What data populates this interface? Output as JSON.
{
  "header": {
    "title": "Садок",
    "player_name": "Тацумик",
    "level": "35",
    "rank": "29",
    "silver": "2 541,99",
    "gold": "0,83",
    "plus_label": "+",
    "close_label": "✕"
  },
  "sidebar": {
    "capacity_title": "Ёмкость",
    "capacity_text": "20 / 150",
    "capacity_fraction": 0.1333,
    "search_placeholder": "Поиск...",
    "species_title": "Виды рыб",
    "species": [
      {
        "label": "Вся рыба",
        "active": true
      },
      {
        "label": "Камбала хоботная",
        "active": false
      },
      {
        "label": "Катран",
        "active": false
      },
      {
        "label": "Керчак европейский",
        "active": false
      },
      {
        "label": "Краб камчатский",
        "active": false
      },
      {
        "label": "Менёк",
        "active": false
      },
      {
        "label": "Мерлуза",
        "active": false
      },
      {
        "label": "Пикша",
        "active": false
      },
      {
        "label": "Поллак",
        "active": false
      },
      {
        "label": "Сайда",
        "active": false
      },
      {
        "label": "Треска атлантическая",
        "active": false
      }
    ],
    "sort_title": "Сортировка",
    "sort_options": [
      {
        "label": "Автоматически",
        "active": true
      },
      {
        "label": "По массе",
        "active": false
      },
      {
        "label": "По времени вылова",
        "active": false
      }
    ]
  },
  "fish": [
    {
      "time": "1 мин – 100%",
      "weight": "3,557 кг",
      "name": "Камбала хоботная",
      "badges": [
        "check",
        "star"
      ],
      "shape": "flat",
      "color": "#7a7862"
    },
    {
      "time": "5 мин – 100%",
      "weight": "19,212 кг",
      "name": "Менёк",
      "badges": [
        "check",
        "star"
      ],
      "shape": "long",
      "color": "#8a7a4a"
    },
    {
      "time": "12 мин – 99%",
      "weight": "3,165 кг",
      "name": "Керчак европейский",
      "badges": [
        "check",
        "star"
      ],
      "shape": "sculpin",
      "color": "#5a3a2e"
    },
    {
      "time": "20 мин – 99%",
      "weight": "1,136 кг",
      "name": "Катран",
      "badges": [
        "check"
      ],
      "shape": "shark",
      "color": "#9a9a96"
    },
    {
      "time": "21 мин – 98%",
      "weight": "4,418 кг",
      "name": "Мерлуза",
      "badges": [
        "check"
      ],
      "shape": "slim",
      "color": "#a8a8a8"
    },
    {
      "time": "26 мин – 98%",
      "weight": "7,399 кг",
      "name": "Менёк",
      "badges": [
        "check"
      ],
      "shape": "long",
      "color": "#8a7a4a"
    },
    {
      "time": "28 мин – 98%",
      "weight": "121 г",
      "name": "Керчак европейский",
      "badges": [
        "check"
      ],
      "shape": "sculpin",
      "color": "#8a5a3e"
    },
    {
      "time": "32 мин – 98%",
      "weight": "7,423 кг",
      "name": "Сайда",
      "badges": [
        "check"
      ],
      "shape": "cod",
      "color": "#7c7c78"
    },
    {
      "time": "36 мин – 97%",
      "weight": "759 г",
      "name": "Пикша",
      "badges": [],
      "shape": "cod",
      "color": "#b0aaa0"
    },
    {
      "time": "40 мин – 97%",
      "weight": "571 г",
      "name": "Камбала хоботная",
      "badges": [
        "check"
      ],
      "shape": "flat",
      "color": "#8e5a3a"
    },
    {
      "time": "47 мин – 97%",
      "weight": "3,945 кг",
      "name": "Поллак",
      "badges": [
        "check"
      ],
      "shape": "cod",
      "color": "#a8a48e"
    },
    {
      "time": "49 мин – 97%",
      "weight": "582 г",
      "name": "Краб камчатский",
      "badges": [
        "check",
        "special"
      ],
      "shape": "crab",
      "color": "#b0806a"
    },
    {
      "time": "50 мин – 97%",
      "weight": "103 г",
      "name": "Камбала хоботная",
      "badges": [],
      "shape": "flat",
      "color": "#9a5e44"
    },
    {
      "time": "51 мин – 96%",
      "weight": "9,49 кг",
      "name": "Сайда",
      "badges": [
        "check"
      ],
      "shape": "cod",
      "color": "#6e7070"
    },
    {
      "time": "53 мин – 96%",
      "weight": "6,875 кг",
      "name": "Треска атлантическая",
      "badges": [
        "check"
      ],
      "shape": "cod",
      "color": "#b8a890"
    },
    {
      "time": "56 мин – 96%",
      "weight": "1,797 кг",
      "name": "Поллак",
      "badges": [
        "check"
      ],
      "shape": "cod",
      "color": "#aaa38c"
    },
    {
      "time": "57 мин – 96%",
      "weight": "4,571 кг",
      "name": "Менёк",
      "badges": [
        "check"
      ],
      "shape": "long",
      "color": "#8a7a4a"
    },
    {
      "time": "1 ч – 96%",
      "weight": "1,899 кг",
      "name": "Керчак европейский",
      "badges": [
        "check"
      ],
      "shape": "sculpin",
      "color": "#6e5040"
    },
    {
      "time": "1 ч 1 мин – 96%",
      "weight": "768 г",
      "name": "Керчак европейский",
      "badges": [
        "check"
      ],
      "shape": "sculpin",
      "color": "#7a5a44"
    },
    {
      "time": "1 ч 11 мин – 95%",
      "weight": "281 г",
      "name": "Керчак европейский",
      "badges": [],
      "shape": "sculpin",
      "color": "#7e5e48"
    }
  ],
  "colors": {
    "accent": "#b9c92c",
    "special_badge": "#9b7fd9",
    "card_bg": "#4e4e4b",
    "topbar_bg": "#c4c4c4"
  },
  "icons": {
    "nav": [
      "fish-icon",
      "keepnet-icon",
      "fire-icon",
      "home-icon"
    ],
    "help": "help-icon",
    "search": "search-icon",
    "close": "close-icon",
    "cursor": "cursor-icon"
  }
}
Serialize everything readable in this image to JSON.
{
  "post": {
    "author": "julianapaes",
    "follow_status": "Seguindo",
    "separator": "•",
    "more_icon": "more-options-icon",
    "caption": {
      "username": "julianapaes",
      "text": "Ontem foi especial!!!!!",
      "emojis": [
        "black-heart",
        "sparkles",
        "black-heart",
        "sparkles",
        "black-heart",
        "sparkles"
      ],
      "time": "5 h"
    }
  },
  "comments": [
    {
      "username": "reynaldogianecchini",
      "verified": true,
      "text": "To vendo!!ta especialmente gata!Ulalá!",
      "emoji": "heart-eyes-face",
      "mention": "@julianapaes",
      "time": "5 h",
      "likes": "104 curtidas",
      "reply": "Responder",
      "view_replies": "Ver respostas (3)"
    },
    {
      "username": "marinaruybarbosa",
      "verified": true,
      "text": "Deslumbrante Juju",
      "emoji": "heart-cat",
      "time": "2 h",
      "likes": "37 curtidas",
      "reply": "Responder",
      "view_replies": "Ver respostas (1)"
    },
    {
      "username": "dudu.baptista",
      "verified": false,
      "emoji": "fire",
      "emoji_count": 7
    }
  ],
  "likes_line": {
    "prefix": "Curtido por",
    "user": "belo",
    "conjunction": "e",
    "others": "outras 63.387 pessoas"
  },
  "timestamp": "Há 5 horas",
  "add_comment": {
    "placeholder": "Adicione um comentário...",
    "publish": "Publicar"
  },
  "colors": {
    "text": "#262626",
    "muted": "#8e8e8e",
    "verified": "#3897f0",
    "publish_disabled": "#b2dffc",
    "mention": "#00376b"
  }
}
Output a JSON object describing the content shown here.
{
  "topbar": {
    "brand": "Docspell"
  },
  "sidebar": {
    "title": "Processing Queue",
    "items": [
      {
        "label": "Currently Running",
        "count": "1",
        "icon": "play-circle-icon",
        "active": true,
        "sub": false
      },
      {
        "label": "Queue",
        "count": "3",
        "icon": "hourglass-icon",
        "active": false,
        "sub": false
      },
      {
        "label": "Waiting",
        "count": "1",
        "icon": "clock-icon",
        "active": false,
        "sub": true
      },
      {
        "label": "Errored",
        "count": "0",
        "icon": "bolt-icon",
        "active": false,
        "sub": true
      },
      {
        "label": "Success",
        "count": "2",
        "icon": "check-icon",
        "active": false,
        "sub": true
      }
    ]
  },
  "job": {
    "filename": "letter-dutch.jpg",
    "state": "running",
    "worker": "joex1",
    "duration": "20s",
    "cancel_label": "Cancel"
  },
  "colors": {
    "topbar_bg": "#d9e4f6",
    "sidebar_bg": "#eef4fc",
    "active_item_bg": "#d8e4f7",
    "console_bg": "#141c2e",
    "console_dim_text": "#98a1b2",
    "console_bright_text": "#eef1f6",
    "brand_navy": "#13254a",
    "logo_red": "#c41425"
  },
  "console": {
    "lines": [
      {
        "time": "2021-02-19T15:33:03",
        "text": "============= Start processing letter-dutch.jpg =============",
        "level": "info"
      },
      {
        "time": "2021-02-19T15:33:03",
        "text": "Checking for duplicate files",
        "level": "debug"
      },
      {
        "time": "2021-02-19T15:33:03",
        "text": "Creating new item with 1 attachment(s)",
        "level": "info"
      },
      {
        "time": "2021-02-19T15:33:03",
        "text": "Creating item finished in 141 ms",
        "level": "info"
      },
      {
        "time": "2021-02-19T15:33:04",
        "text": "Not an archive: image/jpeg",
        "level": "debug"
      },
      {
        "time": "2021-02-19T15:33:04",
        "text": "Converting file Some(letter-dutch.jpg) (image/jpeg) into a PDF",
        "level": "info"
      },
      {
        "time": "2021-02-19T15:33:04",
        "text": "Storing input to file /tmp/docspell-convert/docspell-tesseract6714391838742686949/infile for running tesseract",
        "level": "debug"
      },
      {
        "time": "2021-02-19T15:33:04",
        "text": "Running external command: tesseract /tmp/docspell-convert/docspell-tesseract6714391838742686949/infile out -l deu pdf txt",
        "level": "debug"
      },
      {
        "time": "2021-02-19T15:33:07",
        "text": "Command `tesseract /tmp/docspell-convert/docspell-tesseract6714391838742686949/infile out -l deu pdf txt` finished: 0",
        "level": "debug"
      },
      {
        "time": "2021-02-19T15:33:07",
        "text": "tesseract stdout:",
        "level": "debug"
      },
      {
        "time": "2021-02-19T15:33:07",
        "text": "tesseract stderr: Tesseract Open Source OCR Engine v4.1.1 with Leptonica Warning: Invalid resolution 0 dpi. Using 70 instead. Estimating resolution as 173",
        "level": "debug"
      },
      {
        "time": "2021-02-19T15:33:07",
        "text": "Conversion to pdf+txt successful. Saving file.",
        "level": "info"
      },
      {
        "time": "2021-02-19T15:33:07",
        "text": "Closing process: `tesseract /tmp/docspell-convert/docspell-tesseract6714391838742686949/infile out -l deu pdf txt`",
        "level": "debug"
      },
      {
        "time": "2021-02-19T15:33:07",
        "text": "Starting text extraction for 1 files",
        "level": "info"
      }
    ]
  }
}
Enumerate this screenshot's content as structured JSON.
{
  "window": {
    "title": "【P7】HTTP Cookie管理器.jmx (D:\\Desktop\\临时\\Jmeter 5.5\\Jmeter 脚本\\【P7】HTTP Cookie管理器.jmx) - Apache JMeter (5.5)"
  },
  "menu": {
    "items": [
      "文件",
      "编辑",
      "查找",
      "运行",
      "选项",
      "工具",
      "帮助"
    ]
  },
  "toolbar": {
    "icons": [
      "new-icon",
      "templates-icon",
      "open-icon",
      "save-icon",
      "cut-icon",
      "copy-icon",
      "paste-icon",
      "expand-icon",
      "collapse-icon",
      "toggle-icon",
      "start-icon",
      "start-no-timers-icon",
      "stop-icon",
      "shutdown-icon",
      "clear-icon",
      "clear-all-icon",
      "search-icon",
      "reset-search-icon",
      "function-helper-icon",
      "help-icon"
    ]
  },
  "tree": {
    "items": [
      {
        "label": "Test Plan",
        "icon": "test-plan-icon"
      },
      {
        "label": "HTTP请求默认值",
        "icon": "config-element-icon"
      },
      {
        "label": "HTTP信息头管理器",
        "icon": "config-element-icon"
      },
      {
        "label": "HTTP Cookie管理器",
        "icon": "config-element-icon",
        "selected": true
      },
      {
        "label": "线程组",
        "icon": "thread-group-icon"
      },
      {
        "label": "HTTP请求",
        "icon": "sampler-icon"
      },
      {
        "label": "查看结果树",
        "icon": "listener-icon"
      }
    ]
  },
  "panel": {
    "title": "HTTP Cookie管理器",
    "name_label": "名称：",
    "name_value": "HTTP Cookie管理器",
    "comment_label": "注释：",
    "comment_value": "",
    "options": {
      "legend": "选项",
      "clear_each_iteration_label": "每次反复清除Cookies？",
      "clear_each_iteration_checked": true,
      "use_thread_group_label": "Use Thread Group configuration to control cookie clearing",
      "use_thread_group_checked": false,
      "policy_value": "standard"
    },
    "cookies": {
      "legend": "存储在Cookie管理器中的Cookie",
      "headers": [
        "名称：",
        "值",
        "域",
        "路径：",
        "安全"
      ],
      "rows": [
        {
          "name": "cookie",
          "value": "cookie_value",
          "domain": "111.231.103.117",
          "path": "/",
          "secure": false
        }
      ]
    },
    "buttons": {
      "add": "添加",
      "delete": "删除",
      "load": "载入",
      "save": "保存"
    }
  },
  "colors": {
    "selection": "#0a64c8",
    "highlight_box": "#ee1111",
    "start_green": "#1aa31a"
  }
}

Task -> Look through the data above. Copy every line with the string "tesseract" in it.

Answer to this task ->
        "text": "Storing input to file /tmp/docspell-convert/docspell-tesseract6714391838742686949/infile for running tesseract",
        "text": "Running external command: tesseract /tmp/docspell-convert/docspell-tesseract6714391838742686949/infile out -l deu pdf txt",
        "text": "Command `tesseract /tmp/docspell-convert/docspell-tesseract6714391838742686949/infile out -l deu pdf txt` finished: 0",
        "text": "tesseract stdout:",
        "text": "tesseract stderr: Tesseract Open Source OCR Engine v4.1.1 with Leptonica Warning: Invalid resolution 0 dpi. Using 70 instead. Estimating resolution as 173",
        "text": "Closing process: `tesseract /tmp/docspell-convert/docspell-tesseract6714391838742686949/infile out -l deu pdf txt`",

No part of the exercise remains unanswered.